Kirkus reviews Khalifa’s “Death is hard work”: “Insistent, memorable portrait of the small indignities and large horrors of the civil war in Syria”

Starred review by Kirkus, November 2018

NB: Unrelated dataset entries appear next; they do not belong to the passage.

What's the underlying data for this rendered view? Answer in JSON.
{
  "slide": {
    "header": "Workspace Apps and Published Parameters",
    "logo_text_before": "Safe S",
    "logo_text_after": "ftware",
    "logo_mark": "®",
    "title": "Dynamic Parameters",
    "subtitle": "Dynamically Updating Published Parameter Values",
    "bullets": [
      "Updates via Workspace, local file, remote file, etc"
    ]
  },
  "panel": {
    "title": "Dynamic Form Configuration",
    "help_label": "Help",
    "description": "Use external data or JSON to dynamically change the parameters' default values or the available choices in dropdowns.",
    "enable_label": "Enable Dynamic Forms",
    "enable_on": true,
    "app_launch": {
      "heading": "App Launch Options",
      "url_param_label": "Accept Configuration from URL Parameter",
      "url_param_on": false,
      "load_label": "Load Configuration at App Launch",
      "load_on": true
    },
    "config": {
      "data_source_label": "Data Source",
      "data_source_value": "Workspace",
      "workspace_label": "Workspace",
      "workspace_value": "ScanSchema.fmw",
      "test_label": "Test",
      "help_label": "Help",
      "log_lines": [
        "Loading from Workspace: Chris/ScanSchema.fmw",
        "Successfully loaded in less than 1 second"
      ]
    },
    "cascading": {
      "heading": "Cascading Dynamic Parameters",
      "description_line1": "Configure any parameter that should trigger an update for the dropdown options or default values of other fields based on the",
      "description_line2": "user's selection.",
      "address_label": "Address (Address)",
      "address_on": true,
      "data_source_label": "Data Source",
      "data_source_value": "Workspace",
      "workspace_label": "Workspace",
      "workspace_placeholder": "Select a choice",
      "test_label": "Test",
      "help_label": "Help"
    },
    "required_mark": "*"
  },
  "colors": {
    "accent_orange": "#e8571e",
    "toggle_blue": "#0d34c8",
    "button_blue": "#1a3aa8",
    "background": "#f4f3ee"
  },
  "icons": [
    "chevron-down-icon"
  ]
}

Insistent, memorable portrait of the small indignities and large horrors of the civil war in Syria. A native of the Aleppo district, Khalifa—well-known in the Arabic-reading world but new to most American readers and a winner of the Naguib Mahfouz Medal for Literature—here writes of a family both joined and torn apart by death. The paterfamilias knows that his passing is imminent: The first sentence reads, “Two hours before he died, Abdel Latif al-Salim looked his son Bolbol straight in the eye with as much of …